Corn and soy fields are rapidly swallowing up grassland in the western corn belt.
In a post last year, I argued that to get ready for climate change, we should push Midwestern farmers to switch a chunk of their corn land into pasture for cows. The idea came from a paper by University of Tennessee and Bard College researchers, who calculated that such a move could suck up massive amounts of carbon in soil—enough to reduce annual greenhouse gas emissions from agriculture by 36 percent. (Read more…) In addition to the CO2 reductions, you’d also get a bunch of high-quality, grass-fed beef (which has a significantly healthier fat profile than the corn-finished stuff).
Turns out, farmers in the Midwest are doing just the opposite.
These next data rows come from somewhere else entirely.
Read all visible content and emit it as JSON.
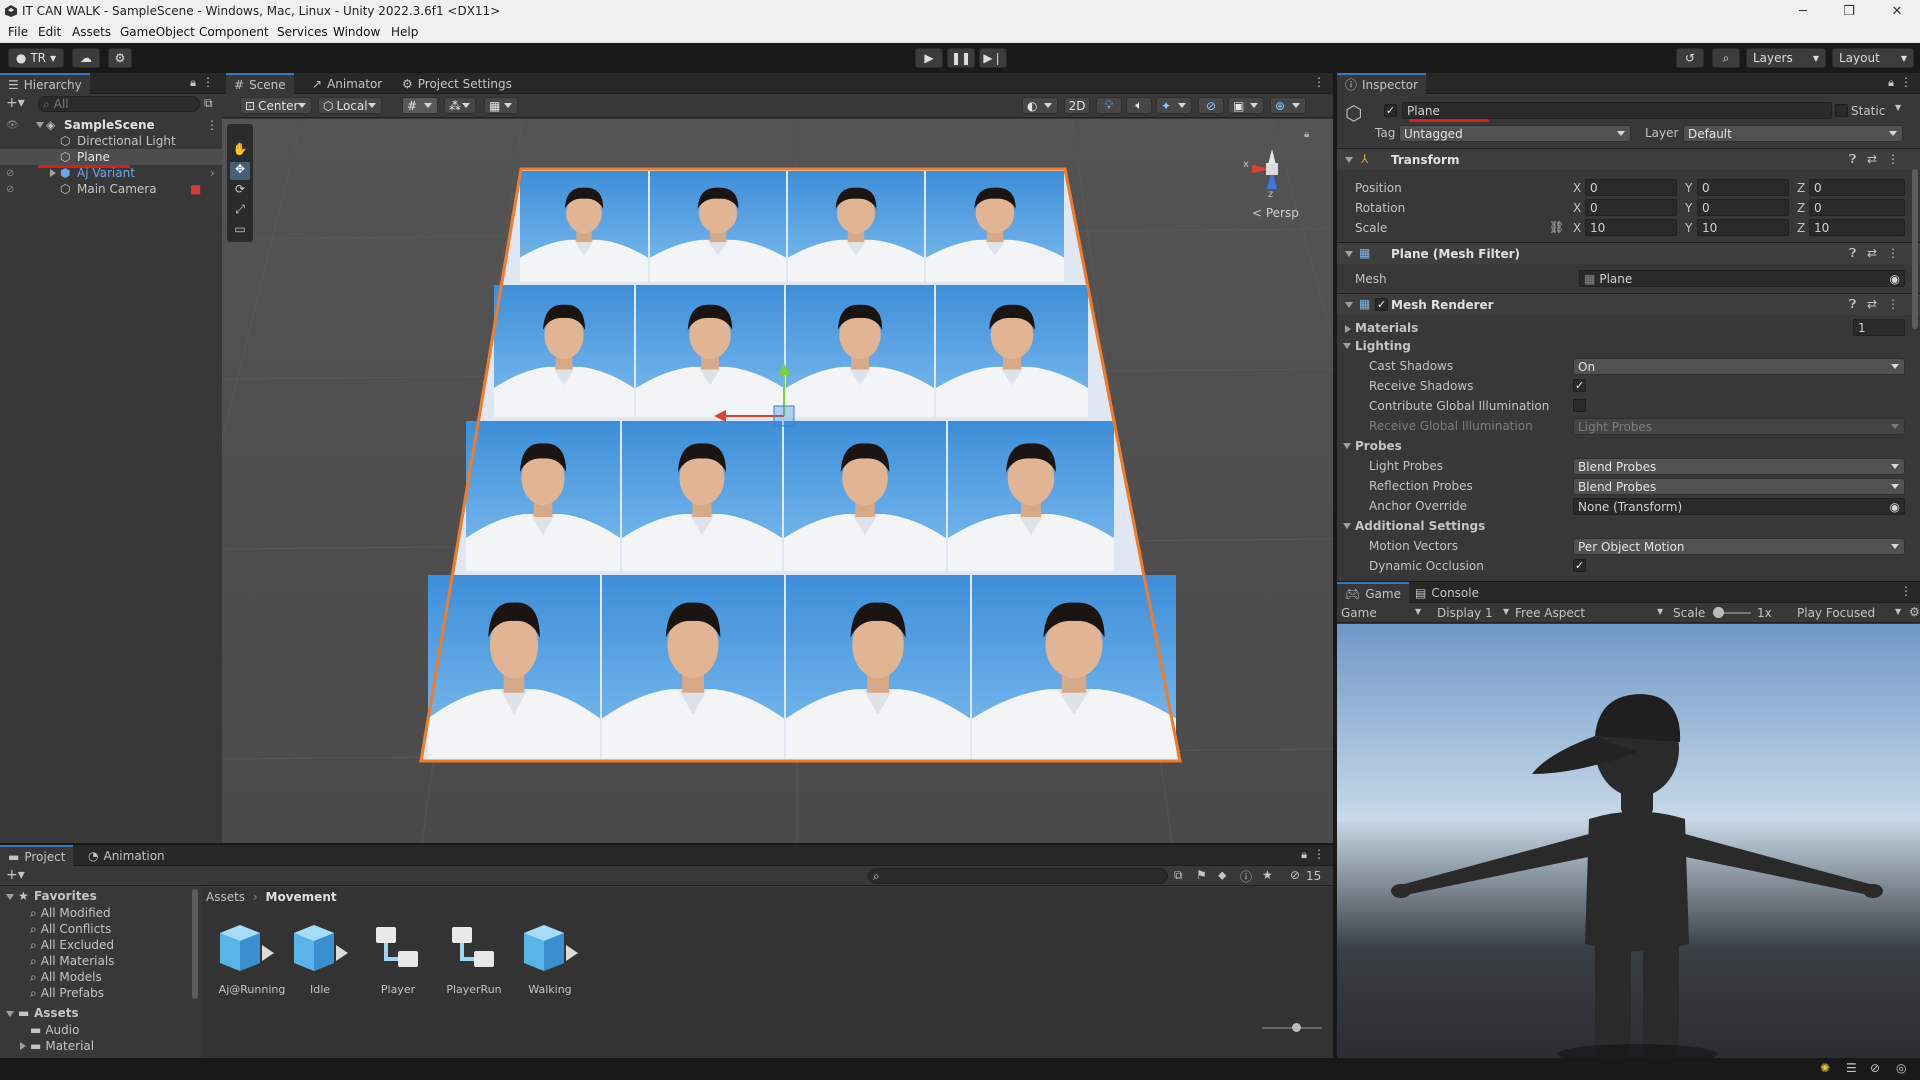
{
  "window": {
    "title": "IT CAN WALK - SampleScene - Windows, Mac, Linux - Unity 2022.3.6f1 <DX11>",
    "minimize": "─",
    "maximize": "❐",
    "close": "✕"
  },
  "menu": [
    "File",
    "Edit",
    "Assets",
    "GameObject",
    "Component",
    "Services",
    "Window",
    "Help"
  ],
  "toolbar": {
    "account": "TR",
    "layers": "Layers",
    "layout": "Layout"
  },
  "hierarchy": {
    "tab": "Hierarchy",
    "search_placeholder": "All",
    "scene": "SampleScene",
    "items": [
      {
        "label": "Directional Light"
      },
      {
        "label": "Plane"
      },
      {
        "label": "Aj Variant"
      },
      {
        "label": "Main Camera"
      }
    ]
  },
  "scene_view": {
    "tabs": [
      "Scene",
      "Animator",
      "Project Settings"
    ],
    "pivot": "Center",
    "space": "Local",
    "mode_2d": "2D",
    "persp_label": "< Persp",
    "gizmo_x": "x",
    "gizmo_z": "z"
  },
  "inspector": {
    "tab": "Inspector",
    "object_name": "Plane",
    "static_label": "Static",
    "tag_label": "Tag",
    "tag_value": "Untagged",
    "layer_label": "Layer",
    "layer_value": "Default",
    "transform": {
      "title": "Transform",
      "position_label": "Position",
      "rotation_label": "Rotation",
      "scale_label": "Scale",
      "position": {
        "x": "0",
        "y": "0",
        "z": "0"
      },
      "rotation": {
        "x": "0",
        "y": "0",
        "z": "0"
      },
      "scale": {
        "x": "10",
        "y": "10",
        "z": "10"
      }
    },
    "mesh_filter": {
      "title": "Plane (Mesh Filter)",
      "mesh_label": "Mesh",
      "mesh_value": "Plane"
    },
    "mesh_renderer": {
      "title": "Mesh Renderer",
      "materials_label": "Materials",
      "materials_count": "1",
      "lighting_label": "Lighting",
      "cast_shadows_label": "Cast Shadows",
      "cast_shadows_value": "On",
      "receive_shadows_label": "Receive Shadows",
      "contribute_gi_label": "Contribute Global Illumination",
      "receive_gi_label": "Receive Global Illumination",
      "receive_gi_value": "Light Probes",
      "probes_label": "Probes",
      "light_probes_label": "Light Probes",
      "light_probes_value": "Blend Probes",
      "reflection_probes_label": "Reflection Probes",
      "reflection_probes_value": "Blend Probes",
      "anchor_override_label": "Anchor Override",
      "anchor_override_value": "None (Transform)",
      "additional_label": "Additional Settings",
      "motion_vectors_label": "Motion Vectors",
      "motion_vectors_value": "Per Object Motion",
      "dynamic_occlusion_label": "Dynamic Occlusion"
    }
  },
  "game": {
    "tabs": [
      "Game",
      "Console"
    ],
    "mode": "Game",
    "display": "Display 1",
    "aspect": "Free Aspect",
    "scale_label": "Scale",
    "scale_value": "1x",
    "play_focused": "Play Focused"
  },
  "project": {
    "tabs": [
      "Project",
      "Animation"
    ],
    "favorites_label": "Favorites",
    "favorites": [
      "All Modified",
      "All Conflicts",
      "All Excluded",
      "All Materials",
      "All Models",
      "All Prefabs"
    ],
    "assets_label": "Assets",
    "assets_children": [
      "Audio",
      "Material"
    ],
    "breadcrumb": [
      "Assets",
      "Movement"
    ],
    "hidden_count": "15",
    "files": [
      {
        "name": "Aj@Running",
        "kind": "model"
      },
      {
        "name": "Idle",
        "kind": "model"
      },
      {
        "name": "Player",
        "kind": "controller"
      },
      {
        "name": "PlayerRun",
        "kind": "controller"
      },
      {
        "name": "Walking",
        "kind": "model"
      }
    ]
  },
  "colors": {
    "accent": "#3a79bb",
    "selection": "#2c5d87",
    "axis_x": "#e0402f",
    "axis_y": "#7bd33a",
    "axis_z": "#3a7bdc",
    "plane_outline": "#f07b2a",
    "underline_red": "#e01b1b"
  }
}
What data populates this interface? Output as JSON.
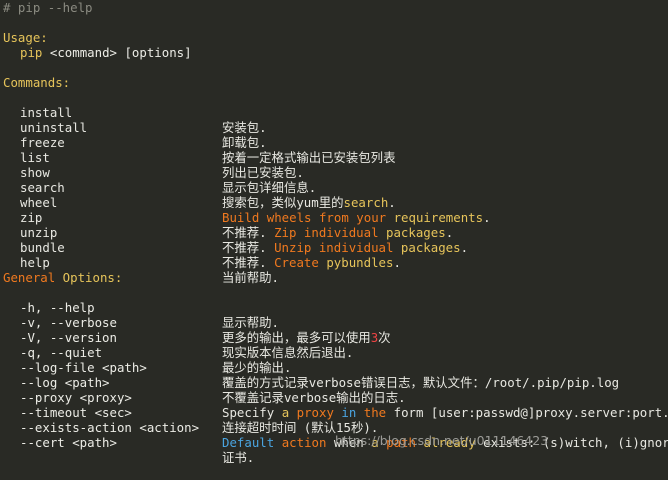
{
  "prompt_line": "# pip --help",
  "usage": {
    "heading": "Usage:",
    "pip": "pip",
    "command": "<command>",
    "options": "[options]"
  },
  "commands": {
    "heading": "Commands:",
    "install": {
      "name": "install",
      "desc": "安装包."
    },
    "uninstall": {
      "name": "uninstall",
      "desc": "卸载包."
    },
    "freeze": {
      "name": "freeze",
      "desc": "按着一定格式输出已安装包列表"
    },
    "list": {
      "name": "list",
      "desc": "列出已安装包."
    },
    "show": {
      "name": "show",
      "desc": "显示包详细信息."
    },
    "search": {
      "name": "search",
      "desc_a": "搜索包，类似yum里的",
      "desc_b": "search",
      "desc_c": "."
    },
    "wheel": {
      "name": "wheel",
      "desc_a": "Build wheels from your ",
      "desc_b": "requirements",
      "desc_c": "."
    },
    "zip": {
      "name": "zip",
      "desc_a": "不推荐. ",
      "desc_b": "Zip individual ",
      "desc_c": "packages",
      "desc_d": "."
    },
    "unzip": {
      "name": "unzip",
      "desc_a": "不推荐. ",
      "desc_b": "Unzip individual ",
      "desc_c": "packages",
      "desc_d": "."
    },
    "bundle": {
      "name": "bundle",
      "desc_a": "不推荐. ",
      "desc_b": "Create ",
      "desc_c": "pybundles",
      "desc_d": "."
    },
    "help": {
      "name": "help",
      "desc": "当前帮助."
    }
  },
  "general": {
    "heading_a": "General",
    "heading_b": " Options:",
    "help": {
      "name": "-h, --help",
      "desc": "显示帮助."
    },
    "verbose": {
      "name": "-v, --verbose",
      "desc_a": "更多的输出，最多可以使用",
      "desc_b": "3",
      "desc_c": "次"
    },
    "version": {
      "name": "-V, --version",
      "desc": "现实版本信息然后退出."
    },
    "quiet": {
      "name": "-q, --quiet",
      "desc": "最少的输出."
    },
    "log_file": {
      "name": "--log-file <path>",
      "desc": "覆盖的方式记录verbose错误日志，默认文件：/root/.pip/pip.log"
    },
    "log": {
      "name": "--log <path>",
      "desc": "不覆盖记录verbose输出的日志."
    },
    "proxy": {
      "name": "--proxy <proxy>",
      "d1": "Specify ",
      "d2": "a ",
      "d3": "proxy ",
      "d4": "in ",
      "d5": "the ",
      "d6": "form [user:passwd@]proxy.server:port."
    },
    "timeout": {
      "name": "--timeout <sec>",
      "desc": "连接超时时间 (默认15秒)."
    },
    "exists_action": {
      "name": "--exists-action <action>",
      "d1": "Default ",
      "d2": "action ",
      "d3": "when ",
      "d4": "a ",
      "d5": "path ",
      "d6": "already ",
      "d7": "exists: (s)witch, (i)gnore,"
    },
    "cert": {
      "name": "--cert <path>",
      "desc": "证书."
    }
  },
  "watermark": "https://blog.csdn.net/u011146423"
}
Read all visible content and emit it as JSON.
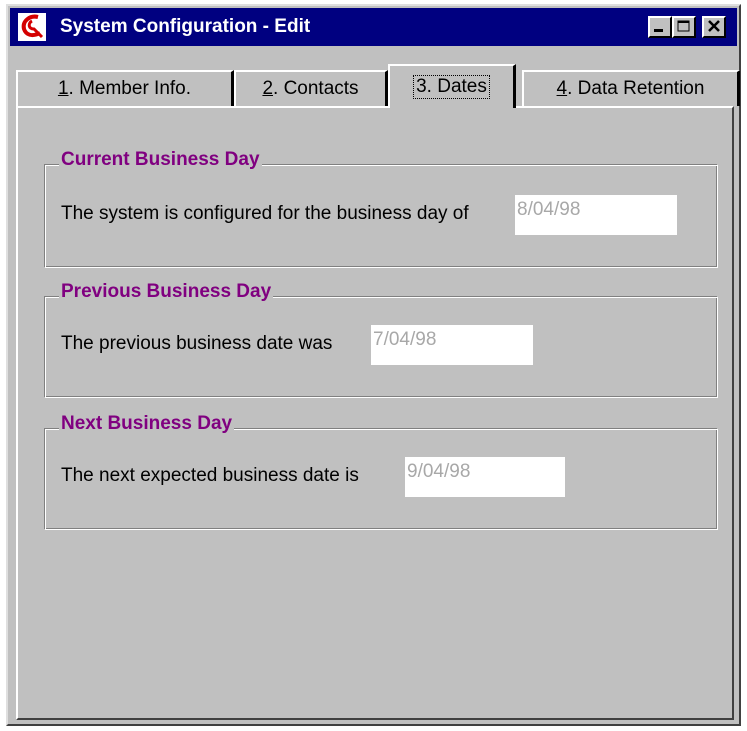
{
  "window": {
    "title": "System Configuration - Edit"
  },
  "tabs": [
    {
      "label": "1. Member Info.",
      "mnemonic": "1",
      "rest": ". Member Info.",
      "active": false
    },
    {
      "label": "2. Contacts",
      "mnemonic": "2",
      "rest": ". Contacts",
      "active": false
    },
    {
      "label": "3. Dates",
      "mnemonic": "",
      "rest": "3. Dates",
      "active": true
    },
    {
      "label": "4. Data Retention",
      "mnemonic": "4",
      "rest": ". Data Retention",
      "active": false
    }
  ],
  "groups": {
    "current": {
      "title": "Current Business Day",
      "label": "The system is configured for the business day of",
      "value": "8/04/98"
    },
    "previous": {
      "title": "Previous Business Day",
      "label": "The previous business date was",
      "value": "7/04/98"
    },
    "next": {
      "title": "Next Business Day",
      "label": "The next expected business date is",
      "value": "9/04/98"
    }
  },
  "colors": {
    "titlebar": "#000080",
    "group_title": "#800080",
    "face": "#c0c0c0",
    "disabled_text": "#a8a8a8"
  },
  "icons": {
    "app": "app-logo-icon",
    "minimize": "minimize-icon",
    "maximize": "maximize-icon",
    "close": "close-icon"
  }
}
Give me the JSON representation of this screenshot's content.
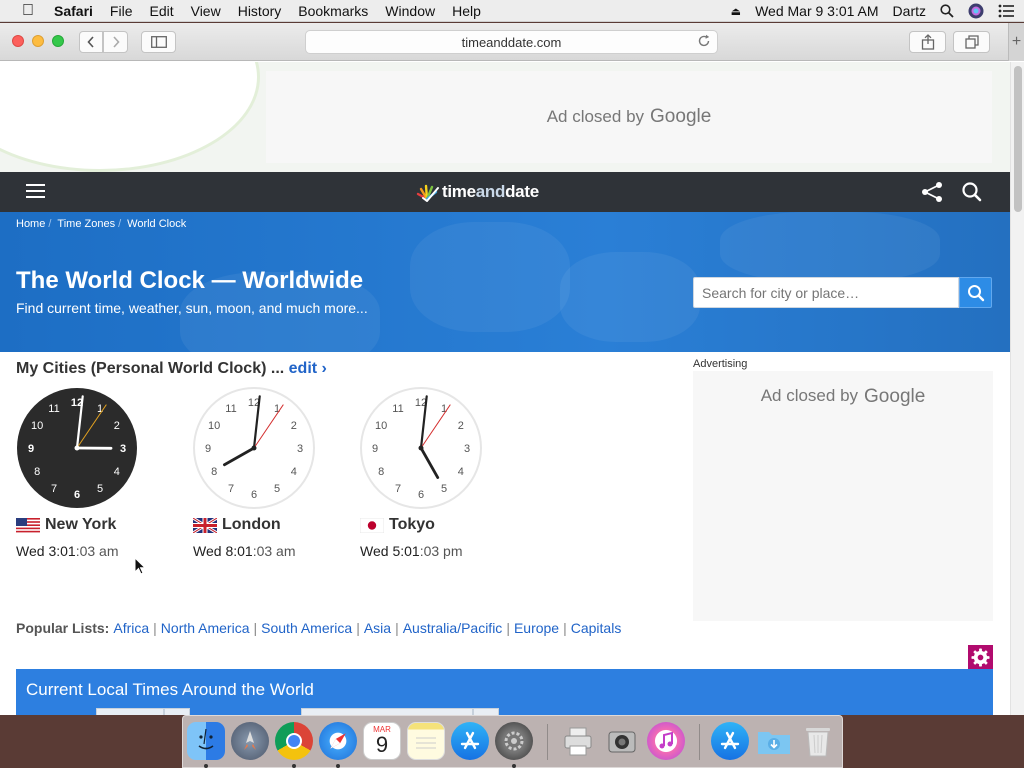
{
  "menubar": {
    "app_name": "Safari",
    "items": [
      "File",
      "Edit",
      "View",
      "History",
      "Bookmarks",
      "Window",
      "Help"
    ],
    "clock": "Wed Mar 9  3:01 AM",
    "user": "Dartz"
  },
  "browser": {
    "url": "timeanddate.com"
  },
  "top_ad": {
    "text": "Ad closed by",
    "brand": "Google"
  },
  "site": {
    "logo_left": "time",
    "logo_mid": "and",
    "logo_right": "date",
    "breadcrumbs": [
      "Home",
      "Time Zones",
      "World Clock"
    ],
    "title": "The World Clock — Worldwide",
    "subtitle": "Find current time, weather, sun, moon, and much more...",
    "search_placeholder": "Search for city or place…",
    "my_cities_label": "My Cities (Personal World Clock) ...",
    "edit_label": "edit ›",
    "cities": [
      {
        "name": "New York",
        "day": "Wed",
        "hm": "3:01",
        "sec": ":03 am",
        "hour": 3,
        "minute": 1,
        "second": 3,
        "theme": "dark"
      },
      {
        "name": "London",
        "day": "Wed",
        "hm": "8:01",
        "sec": ":03 am",
        "hour": 8,
        "minute": 1,
        "second": 3,
        "theme": "light"
      },
      {
        "name": "Tokyo",
        "day": "Wed",
        "hm": "5:01",
        "sec": ":03 pm",
        "hour": 5,
        "minute": 1,
        "second": 3,
        "theme": "light"
      }
    ],
    "ad_label": "Advertising",
    "side_ad_text": "Ad closed by",
    "side_ad_brand": "Google",
    "popular_label": "Popular Lists:",
    "popular_lists": [
      "Africa",
      "North America",
      "South America",
      "Asia",
      "Australia/Pacific",
      "Europe",
      "Capitals"
    ],
    "local_times_title": "Current Local Times Around the World"
  },
  "dock": {
    "apps": [
      "finder-icon",
      "launchpad-icon",
      "chrome-icon",
      "safari-icon",
      "calendar-icon",
      "notes-icon",
      "app-store-icon",
      "system-preferences-icon",
      "printer-utility-icon",
      "image-capture-icon",
      "itunes-icon",
      "app-store-folder-icon",
      "downloads-folder-icon",
      "trash-icon"
    ],
    "calendar_month": "MAR",
    "calendar_day": "9"
  },
  "colors": {
    "hero_blue": "#1d6ec4",
    "nav_dark": "#2f3338",
    "link_blue": "#2164c8",
    "local_times_blue": "#2d7fe0",
    "gear_magenta": "#b10b6e"
  }
}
Inspired by high crop prices driven up by the federal corn-ethanol program—as well as by federally subsidized crop insurance that mitigates their risk—farmers are expanding the vast carpet of corn and soy that covers the Midwest rather than retracting it. That’s the message of a new paper (PDF) by South Dakota State University researchers published in the Proceedings of the National Academy of Science.
[VIA MoJo Blogs and Articles | Mother Jones]